Website and app data records
★ ★ ★ ★ ★ ★ ★

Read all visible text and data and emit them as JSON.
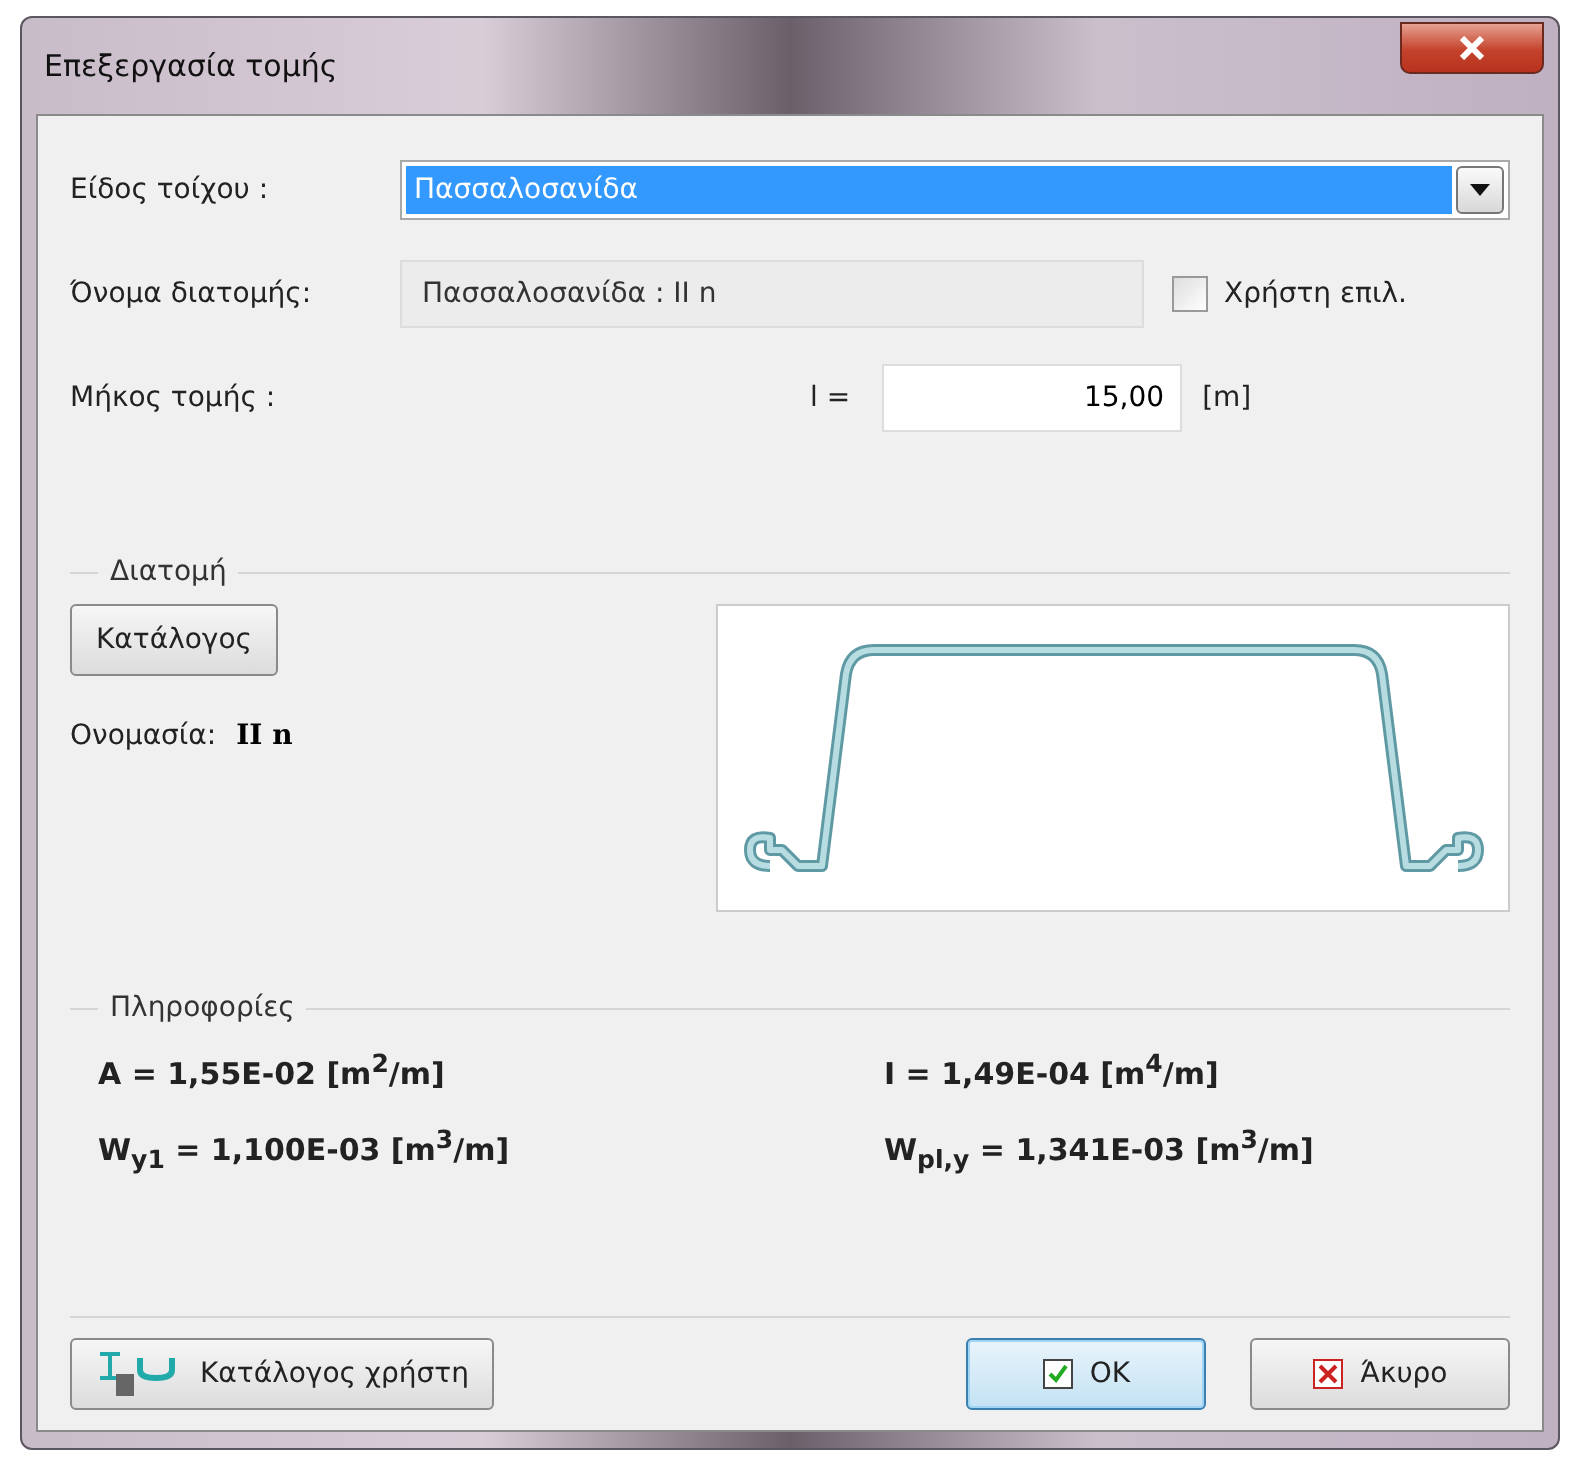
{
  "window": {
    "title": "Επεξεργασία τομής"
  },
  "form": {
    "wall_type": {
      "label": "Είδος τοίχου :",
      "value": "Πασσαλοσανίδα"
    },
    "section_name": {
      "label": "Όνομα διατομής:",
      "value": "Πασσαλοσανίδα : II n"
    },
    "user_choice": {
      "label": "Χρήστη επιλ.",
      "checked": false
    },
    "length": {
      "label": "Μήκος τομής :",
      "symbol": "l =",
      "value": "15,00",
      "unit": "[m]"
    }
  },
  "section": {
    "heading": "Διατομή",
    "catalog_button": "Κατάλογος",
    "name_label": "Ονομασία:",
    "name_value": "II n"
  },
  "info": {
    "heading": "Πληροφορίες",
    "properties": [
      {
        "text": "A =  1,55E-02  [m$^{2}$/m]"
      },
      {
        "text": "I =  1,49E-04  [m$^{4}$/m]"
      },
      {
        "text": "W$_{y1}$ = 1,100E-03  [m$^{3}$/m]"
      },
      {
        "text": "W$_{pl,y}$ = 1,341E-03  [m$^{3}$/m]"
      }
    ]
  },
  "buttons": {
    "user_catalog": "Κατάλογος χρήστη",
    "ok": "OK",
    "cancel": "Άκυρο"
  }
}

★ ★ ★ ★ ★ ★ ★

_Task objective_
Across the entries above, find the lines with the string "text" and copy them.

_Expected answer_
Read all visible text and data and emit them as JSON.
        "text": "A =  1,55E-02  [m$^{2}$/m]"
        "text": "I =  1,49E-04  [m$^{4}$/m]"
        "text": "W$_{y1}$ = 1,100E-03  [m$^{3}$/m]"
        "text": "W$_{pl,y}$ = 1,341E-03  [m$^{3}$/m]"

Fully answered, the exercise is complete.